The ratings agencies had a different interpretation of Monday's deal. They saw default looming. They saw the nations of Europe split on its implementation. They saw that the European Financial Stability Fund was too small to bail out either Spain or Italy. They saw political instability in Rome with a dangerous split between Berlusconi and his finance minister Giulio Tremonti, as they tried to push through an austerity package.
Worst of all, they saw a gulf developing between Angela Merkel and Nicolas Sarkozy. The Franco-German split, originally about policy, took a turn for the worse mid-week. Angela was miffed because the French had leaked to the media that a European summit would be held on Friday. She would not be bounced into a sudden meeting. The summit was postponed. Europe was falling apart.
While Michael's optimism seemed to blind him to the chaos looming, foreign newspapers recognised that the euro was now in mortal danger. The Guardian ran a feature breaking the unpalatable news that the currency was in the departure lounge. The Wall Street Journal took an independent look at the turbulence and gloomily forecast that more than one nation might be forced to leave the euro. The obvious first two in the firing line are Greece and Ireland. Maybe no one in Merrion Street reads the WSJ?
The WSJ did not mince its words.

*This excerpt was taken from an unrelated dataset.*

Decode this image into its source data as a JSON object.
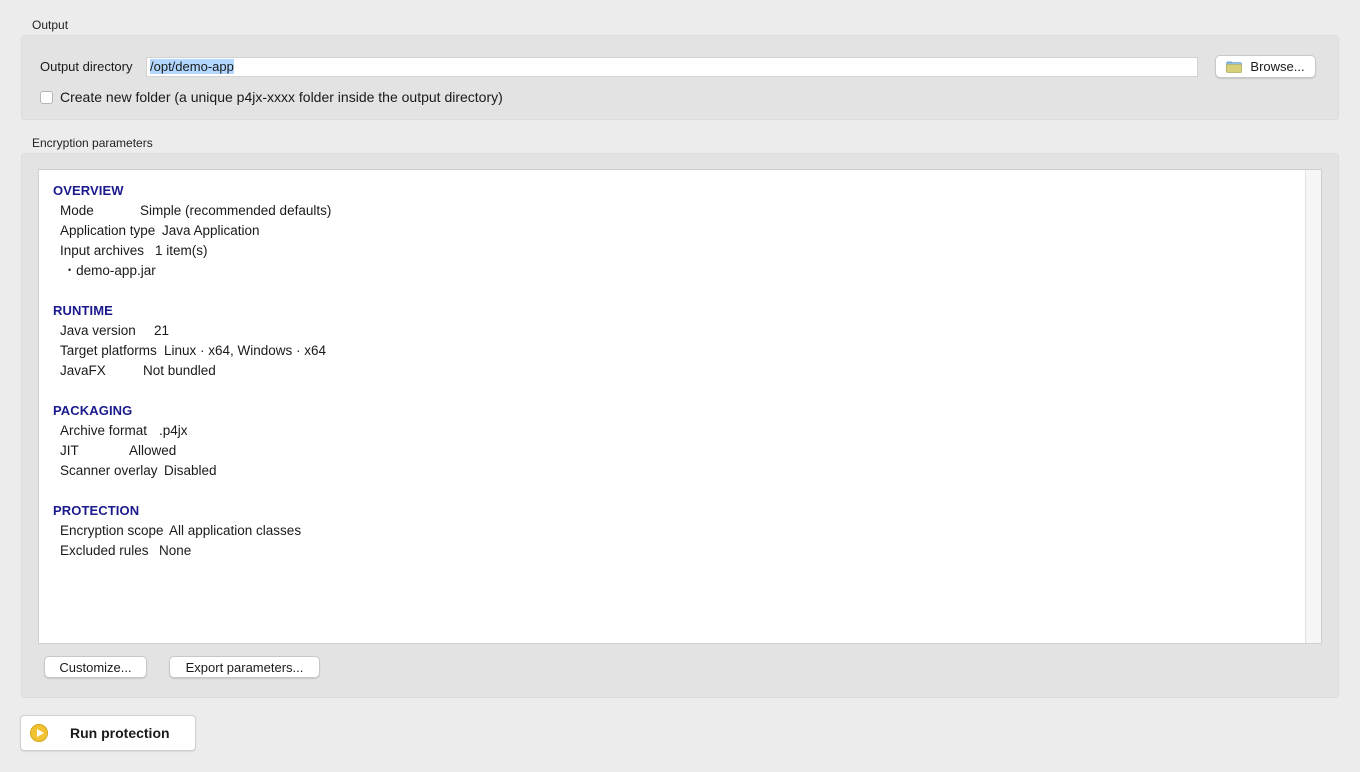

European banks, it said, are again wary of lending to each other, threatening another credit crunch. Untapped credit lines to Spanish and Italian companies were being withdrawn. Banks with operations in countries likely to default and devalue were taking precautions. Deposits were flowing into the safer European banks, despite their low interest rates. Ireland lived on in a bubble, fed by a diet of detached optimism.
The fantasy that Ireland was winning its lonely battle was fuelled on Thursday, when AJ Chopra and Ireland's other bailout lenders dropped by to pat Michael on the back for being a good and obedient servant of the first troika's tyranny.
Michael and fellow minister Brendan Howlin held a press conference, boasting that we were meeting all our fiscal targets. Brendan Howlin added: "We are delivering on the commitment we made to our external funders."
Brendan's claim was shorthand for admitting that the Irish taxpayer was paying off reckless European bankers. Ireland is "compliant" while the rest of Europe is playing brinkmanship.
IMF chief Chopra gave a parallel media briefing. He let the cat out of the bag. After giving plaudits to Michael and Brendan, he admitted his frustration that Europe was not addressing the crisis. This was a European problem. The sub-text was that Irish optimism was immaterial. The real action and the crisis was offshore. He delivered the same forlorn message from his new chief (and Michael's old flame), Christine Lagarde, now directing IMF operations from across the pond.
At the other side of the same pond, the US was threatening to default on some of its debts, somehow dwarfing our dreams of recovery.
Despite all the spinning, behind the scenes in Dublin Plan B must surely be ready. Even as the IMF was giving us a clean bill of health, dark rumours were circulating in financial circles that the Central Bank was secretly printing its own Irish pound notes.
They might be prudent to do so. Plan B is undoubtedly already hatched down in the vaults of Merrion Street. First Greece, then Ireland, next Spain and finally Italy spells Armageddon, even to the optimists.
Next stop, France. The French sovereign debt may not be as scary as others but France is hopelessly exposed to Greek and Italian banks. If they sink or are forced to burden share , the mighty France could be the next domino to tumble.
Back home, Noonan seems speared to a tree in Merrion Street, oozing optimism as the Continent collapses. This weekend the euro is in mortal danger. But Ireland is supposedly doing just fine.
Sunday Indo Business